[Start of section]
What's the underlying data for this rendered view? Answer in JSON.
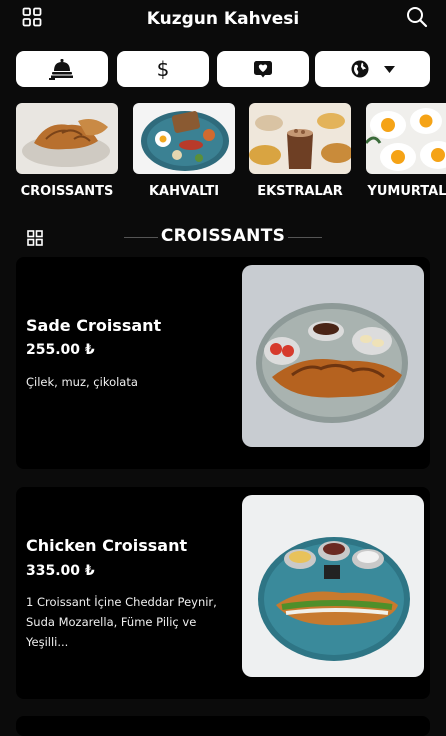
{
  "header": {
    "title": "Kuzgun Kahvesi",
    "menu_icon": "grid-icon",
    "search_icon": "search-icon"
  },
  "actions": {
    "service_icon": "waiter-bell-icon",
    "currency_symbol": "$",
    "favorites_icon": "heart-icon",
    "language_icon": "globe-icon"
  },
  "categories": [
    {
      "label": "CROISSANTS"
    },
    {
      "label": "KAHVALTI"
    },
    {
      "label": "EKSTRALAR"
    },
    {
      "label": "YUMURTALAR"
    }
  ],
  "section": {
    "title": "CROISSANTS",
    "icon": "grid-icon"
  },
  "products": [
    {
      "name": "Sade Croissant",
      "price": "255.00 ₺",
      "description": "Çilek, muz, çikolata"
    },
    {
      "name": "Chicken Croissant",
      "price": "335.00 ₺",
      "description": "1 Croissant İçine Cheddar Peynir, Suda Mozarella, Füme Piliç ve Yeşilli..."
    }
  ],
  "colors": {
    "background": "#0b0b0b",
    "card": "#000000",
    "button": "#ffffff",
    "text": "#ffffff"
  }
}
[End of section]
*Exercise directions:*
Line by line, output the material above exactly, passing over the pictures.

*Output for this exercise:*
What's the underlying data for this rendered view? Answer in JSON.
{
  "header": {
    "title": "Kuzgun Kahvesi",
    "menu_icon": "grid-icon",
    "search_icon": "search-icon"
  },
  "actions": {
    "service_icon": "waiter-bell-icon",
    "currency_symbol": "$",
    "favorites_icon": "heart-icon",
    "language_icon": "globe-icon"
  },
  "categories": [
    {
      "label": "CROISSANTS"
    },
    {
      "label": "KAHVALTI"
    },
    {
      "label": "EKSTRALAR"
    },
    {
      "label": "YUMURTALAR"
    }
  ],
  "section": {
    "title": "CROISSANTS",
    "icon": "grid-icon"
  },
  "products": [
    {
      "name": "Sade Croissant",
      "price": "255.00 ₺",
      "description": "Çilek, muz, çikolata"
    },
    {
      "name": "Chicken Croissant",
      "price": "335.00 ₺",
      "description": "1 Croissant İçine Cheddar Peynir, Suda Mozarella, Füme Piliç ve Yeşilli..."
    }
  ],
  "colors": {
    "background": "#0b0b0b",
    "card": "#000000",
    "button": "#ffffff",
    "text": "#ffffff"
  }
}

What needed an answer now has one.